(Source records)

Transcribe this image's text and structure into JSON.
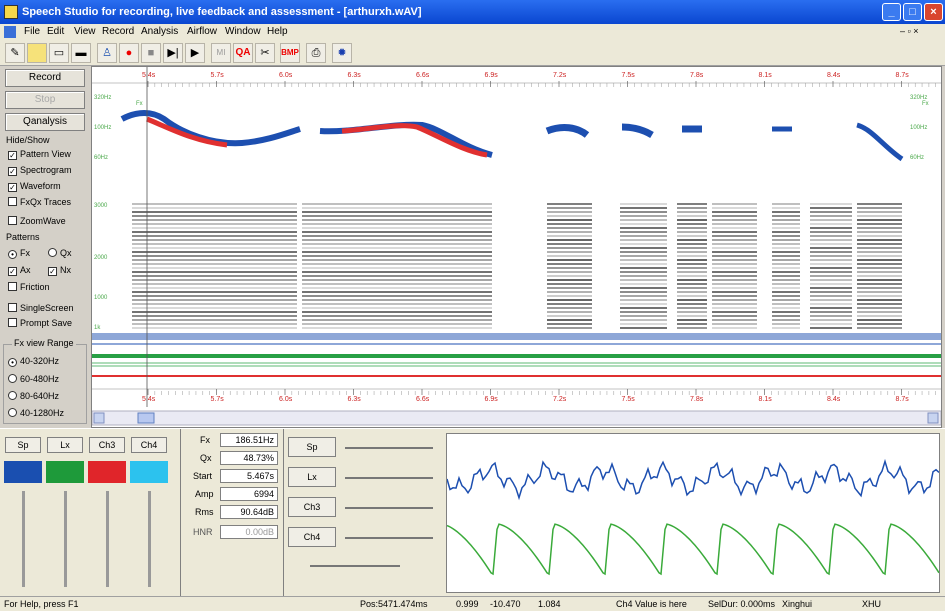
{
  "window": {
    "title": "Speech Studio for recording, live feedback and assessment - [arthurxh.wAV]"
  },
  "menu": [
    "File",
    "Edit",
    "View",
    "Record",
    "Analysis",
    "Airflow",
    "Window",
    "Help"
  ],
  "toolbar": {
    "qa": "QA",
    "bmp": "BMP"
  },
  "left": {
    "record": "Record",
    "stop": "Stop",
    "qanalysis": "Qanalysis",
    "hideshow": "Hide/Show",
    "pattern_view": "Pattern View",
    "spectrogram": "Spectrogram",
    "waveform": "Waveform",
    "fxqx": "FxQx Traces",
    "zoomwave": "ZoomWave",
    "patterns": "Patterns",
    "fx": "Fx",
    "qx": "Qx",
    "ax": "Ax",
    "nx": "Nx",
    "friction": "Friction",
    "singlescreen": "SingleScreen",
    "promptsave": "Prompt Save",
    "fxrange": "Fx view Range",
    "ranges": [
      "40-320Hz",
      "60-480Hz",
      "80-640Hz",
      "40-1280Hz"
    ]
  },
  "timeline": {
    "ticks": [
      "5.4s",
      "5.7s",
      "6.0s",
      "6.3s",
      "6.6s",
      "6.9s",
      "7.2s",
      "7.5s",
      "7.8s",
      "8.1s",
      "8.4s",
      "8.7s"
    ]
  },
  "axis": {
    "fx_hi": "320Hz",
    "fx_mid": "100Hz",
    "fx_lo": "60Hz",
    "fx_label": "Fx",
    "spec": [
      "3000",
      "2000",
      "1000",
      "1k"
    ]
  },
  "channels": {
    "labels": [
      "Sp",
      "Lx",
      "Ch3",
      "Ch4"
    ],
    "colors": [
      "#1a4fb0",
      "#1e9a3a",
      "#e0252a",
      "#2cc2ee"
    ]
  },
  "measures": {
    "fx_label": "Fx",
    "fx": "186.51Hz",
    "qx_label": "Qx",
    "qx": "48.73%",
    "start_label": "Start",
    "start": "5.467s",
    "amp_label": "Amp",
    "amp": "6994",
    "rms_label": "Rms",
    "rms": "90.64dB",
    "hnr_label": "HNR",
    "hnr": "0.00dB"
  },
  "sliders": [
    "Sp",
    "Lx",
    "Ch3",
    "Ch4"
  ],
  "status": {
    "help": "For Help, press F1",
    "pos": "Pos:5471.474ms",
    "v1": "0.999",
    "v2": "-10.470",
    "v3": "1.084",
    "ch4": "Ch4 Value is here",
    "seldur": "SelDur: 0.000ms",
    "user": "Xinghui",
    "mode": "XHU"
  }
}
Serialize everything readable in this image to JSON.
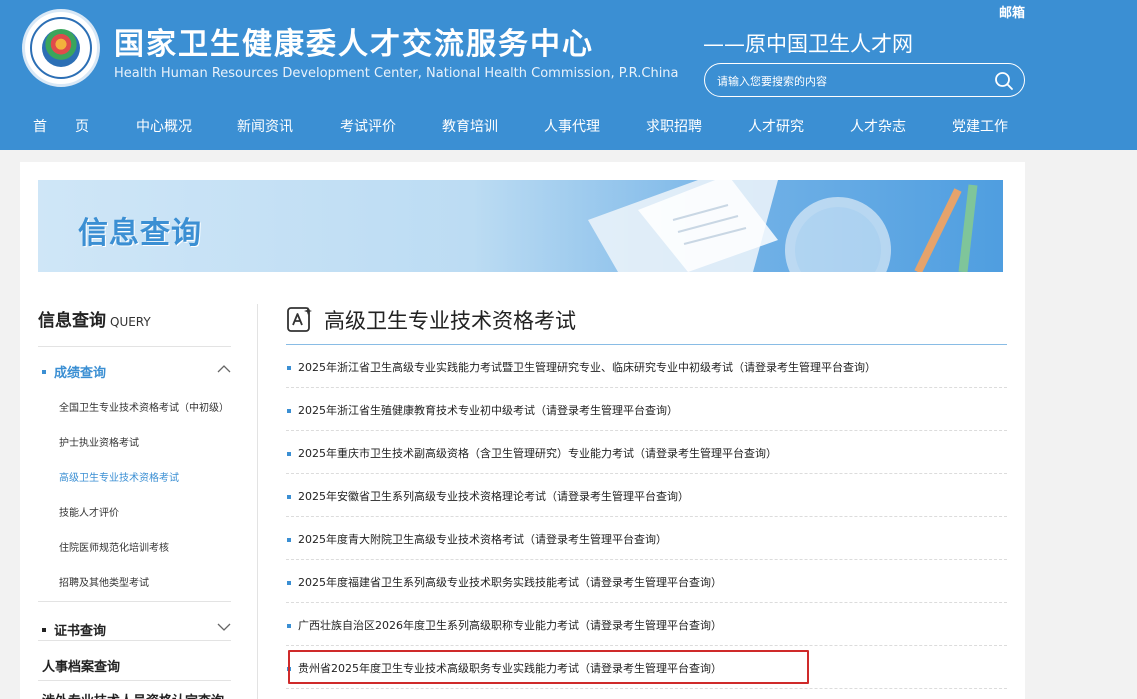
{
  "header": {
    "title": "国家卫生健康委人才交流服务中心",
    "subtitle": "Health Human Resources Development Center, National Health Commission, P.R.China",
    "former_name": "——原中国卫生人才网",
    "mail_label": "邮箱",
    "search_placeholder": "请输入您要搜索的内容",
    "brand_color": "#3b8fd3"
  },
  "nav": {
    "items": [
      "首　　页",
      "中心概况",
      "新闻资讯",
      "考试评价",
      "教育培训",
      "人事代理",
      "求职招聘",
      "人才研究",
      "人才杂志",
      "党建工作"
    ]
  },
  "banner": {
    "title": "信息查询"
  },
  "sidebar": {
    "title": "信息查询",
    "title_en": "QUERY",
    "group_results": "成绩查询",
    "sub_items": [
      "全国卫生专业技术资格考试（中初级）",
      "护士执业资格考试",
      "高级卫生专业技术资格考试",
      "技能人才评价",
      "住院医师规范化培训考核",
      "招聘及其他类型考试"
    ],
    "active_sub_index": 2,
    "group_certificate": "证书查询",
    "group_personnel": "人事档案查询",
    "group_foreign": "涉外专业技术人员资格认定查询"
  },
  "content": {
    "title": "高级卫生专业技术资格考试",
    "items": [
      "2025年浙江省卫生高级专业实践能力考试暨卫生管理研究专业、临床研究专业中初级考试（请登录考生管理平台查询）",
      "2025年浙江省生殖健康教育技术专业初中级考试（请登录考生管理平台查询）",
      "2025年重庆市卫生技术副高级资格（含卫生管理研究）专业能力考试（请登录考生管理平台查询）",
      "2025年安徽省卫生系列高级专业技术资格理论考试（请登录考生管理平台查询）",
      "2025年度青大附院卫生高级专业技术资格考试（请登录考生管理平台查询）",
      "2025年度福建省卫生系列高级专业技术职务实践技能考试（请登录考生管理平台查询）",
      "广西壮族自治区2026年度卫生系列高级职称专业能力考试（请登录考生管理平台查询）",
      "贵州省2025年度卫生专业技术高级职务专业实践能力考试（请登录考生管理平台查询）"
    ],
    "highlighted_index": 7,
    "highlight_color": "#cf2a2a"
  }
}
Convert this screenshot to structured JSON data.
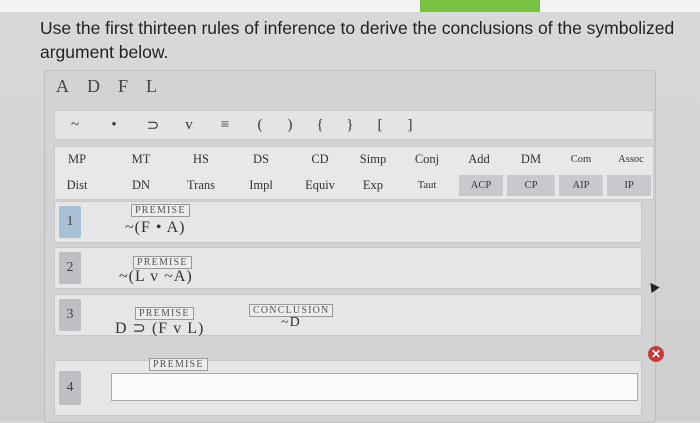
{
  "question": "Use the first thirteen rules of inference to derive the conclusions of the symbolized argument below.",
  "variables": [
    "A",
    "D",
    "F",
    "L"
  ],
  "symbols": [
    "~",
    "•",
    "⊃",
    "v",
    "≡",
    "(",
    ")",
    "{",
    "}",
    "[",
    "]"
  ],
  "rules_row1": [
    "MP",
    "MT",
    "HS",
    "DS",
    "CD",
    "Simp",
    "Conj",
    "Add",
    "DM",
    "Com",
    "Assoc"
  ],
  "rules_row2": [
    "Dist",
    "DN",
    "Trans",
    "Impl",
    "Equiv",
    "Exp",
    "Taut",
    "ACP",
    "CP",
    "AIP",
    "IP"
  ],
  "lines": [
    {
      "num": "1",
      "tag": "PREMISE",
      "formula": "~(F • A)"
    },
    {
      "num": "2",
      "tag": "PREMISE",
      "formula": "~(L v ~A)"
    },
    {
      "num": "3",
      "tag": "PREMISE",
      "formula": "D ⊃ (F v L)",
      "conclusion_tag": "CONCLUSION",
      "conclusion": "~D"
    },
    {
      "num": "4",
      "tag": "PREMISE",
      "formula": ""
    }
  ],
  "delete_icon": "x-circle-icon",
  "accent": "#c93a3a"
}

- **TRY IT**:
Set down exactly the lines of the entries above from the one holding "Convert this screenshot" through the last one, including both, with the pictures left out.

- **RESPONSE TO THE EXERCISE**:
Convert this screenshot to structured JSON data.
{
  "question": "Use the first thirteen rules of inference to derive the conclusions of the symbolized argument below.",
  "variables": [
    "A",
    "D",
    "F",
    "L"
  ],
  "symbols": [
    "~",
    "•",
    "⊃",
    "v",
    "≡",
    "(",
    ")",
    "{",
    "}",
    "[",
    "]"
  ],
  "rules_row1": [
    "MP",
    "MT",
    "HS",
    "DS",
    "CD",
    "Simp",
    "Conj",
    "Add",
    "DM",
    "Com",
    "Assoc"
  ],
  "rules_row2": [
    "Dist",
    "DN",
    "Trans",
    "Impl",
    "Equiv",
    "Exp",
    "Taut",
    "ACP",
    "CP",
    "AIP",
    "IP"
  ],
  "lines": [
    {
      "num": "1",
      "tag": "PREMISE",
      "formula": "~(F • A)"
    },
    {
      "num": "2",
      "tag": "PREMISE",
      "formula": "~(L v ~A)"
    },
    {
      "num": "3",
      "tag": "PREMISE",
      "formula": "D ⊃ (F v L)",
      "conclusion_tag": "CONCLUSION",
      "conclusion": "~D"
    },
    {
      "num": "4",
      "tag": "PREMISE",
      "formula": ""
    }
  ],
  "delete_icon": "x-circle-icon",
  "accent": "#c93a3a"
}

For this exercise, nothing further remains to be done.